[Interface dataset entries]
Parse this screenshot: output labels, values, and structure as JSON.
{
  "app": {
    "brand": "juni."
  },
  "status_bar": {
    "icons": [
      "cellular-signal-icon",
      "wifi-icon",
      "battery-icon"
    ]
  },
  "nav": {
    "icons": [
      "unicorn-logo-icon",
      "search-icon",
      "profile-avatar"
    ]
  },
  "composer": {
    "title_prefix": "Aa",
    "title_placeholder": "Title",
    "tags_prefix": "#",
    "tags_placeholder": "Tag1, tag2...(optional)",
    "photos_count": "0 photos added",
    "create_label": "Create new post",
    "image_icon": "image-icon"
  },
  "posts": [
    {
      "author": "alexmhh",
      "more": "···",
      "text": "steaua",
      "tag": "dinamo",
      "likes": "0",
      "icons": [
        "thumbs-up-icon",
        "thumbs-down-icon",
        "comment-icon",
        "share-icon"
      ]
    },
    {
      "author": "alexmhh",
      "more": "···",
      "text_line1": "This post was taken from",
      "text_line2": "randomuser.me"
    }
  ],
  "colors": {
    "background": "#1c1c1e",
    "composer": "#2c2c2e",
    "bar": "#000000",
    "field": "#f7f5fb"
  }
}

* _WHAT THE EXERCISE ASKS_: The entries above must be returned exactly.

* _SOLUTION BELOW_:
Parse this screenshot: output labels, values, and structure as JSON.
{
  "app": {
    "brand": "juni."
  },
  "status_bar": {
    "icons": [
      "cellular-signal-icon",
      "wifi-icon",
      "battery-icon"
    ]
  },
  "nav": {
    "icons": [
      "unicorn-logo-icon",
      "search-icon",
      "profile-avatar"
    ]
  },
  "composer": {
    "title_prefix": "Aa",
    "title_placeholder": "Title",
    "tags_prefix": "#",
    "tags_placeholder": "Tag1, tag2...(optional)",
    "photos_count": "0 photos added",
    "create_label": "Create new post",
    "image_icon": "image-icon"
  },
  "posts": [
    {
      "author": "alexmhh",
      "more": "···",
      "text": "steaua",
      "tag": "dinamo",
      "likes": "0",
      "icons": [
        "thumbs-up-icon",
        "thumbs-down-icon",
        "comment-icon",
        "share-icon"
      ]
    },
    {
      "author": "alexmhh",
      "more": "···",
      "text_line1": "This post was taken from",
      "text_line2": "randomuser.me"
    }
  ],
  "colors": {
    "background": "#1c1c1e",
    "composer": "#2c2c2e",
    "bar": "#000000",
    "field": "#f7f5fb"
  }
}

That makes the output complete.